> [TASK GOAL] Please determine the number of lines in the material below that contain the word "generated", and state it alone.

-------- RAW DATA --------

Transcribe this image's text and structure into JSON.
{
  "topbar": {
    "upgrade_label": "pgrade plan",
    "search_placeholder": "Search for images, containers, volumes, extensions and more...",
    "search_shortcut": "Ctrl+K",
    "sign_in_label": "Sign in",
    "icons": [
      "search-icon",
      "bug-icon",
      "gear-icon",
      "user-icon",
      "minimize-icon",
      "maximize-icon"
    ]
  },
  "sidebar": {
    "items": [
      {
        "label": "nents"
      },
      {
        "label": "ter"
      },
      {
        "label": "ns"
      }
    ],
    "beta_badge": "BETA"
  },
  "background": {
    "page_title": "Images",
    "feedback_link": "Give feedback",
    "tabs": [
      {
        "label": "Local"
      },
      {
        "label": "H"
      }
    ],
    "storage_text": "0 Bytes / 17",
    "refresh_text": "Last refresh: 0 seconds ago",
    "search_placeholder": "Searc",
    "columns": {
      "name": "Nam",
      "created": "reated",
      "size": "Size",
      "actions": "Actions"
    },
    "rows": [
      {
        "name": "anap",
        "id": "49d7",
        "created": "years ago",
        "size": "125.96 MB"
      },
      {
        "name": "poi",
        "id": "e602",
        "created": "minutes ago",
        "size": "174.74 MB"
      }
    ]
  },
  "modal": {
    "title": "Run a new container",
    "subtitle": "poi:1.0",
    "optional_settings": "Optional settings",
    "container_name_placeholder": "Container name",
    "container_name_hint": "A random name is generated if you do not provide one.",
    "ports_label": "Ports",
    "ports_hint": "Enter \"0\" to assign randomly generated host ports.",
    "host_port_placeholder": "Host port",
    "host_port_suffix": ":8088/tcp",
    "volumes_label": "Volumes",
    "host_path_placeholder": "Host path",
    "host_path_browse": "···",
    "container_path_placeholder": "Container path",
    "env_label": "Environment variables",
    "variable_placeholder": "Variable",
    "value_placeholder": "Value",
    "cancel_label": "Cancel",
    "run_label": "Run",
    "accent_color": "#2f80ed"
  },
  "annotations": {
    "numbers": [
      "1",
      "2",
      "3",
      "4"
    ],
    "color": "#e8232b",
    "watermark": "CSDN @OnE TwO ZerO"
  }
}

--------

> [WRITTEN SOLUTION] 2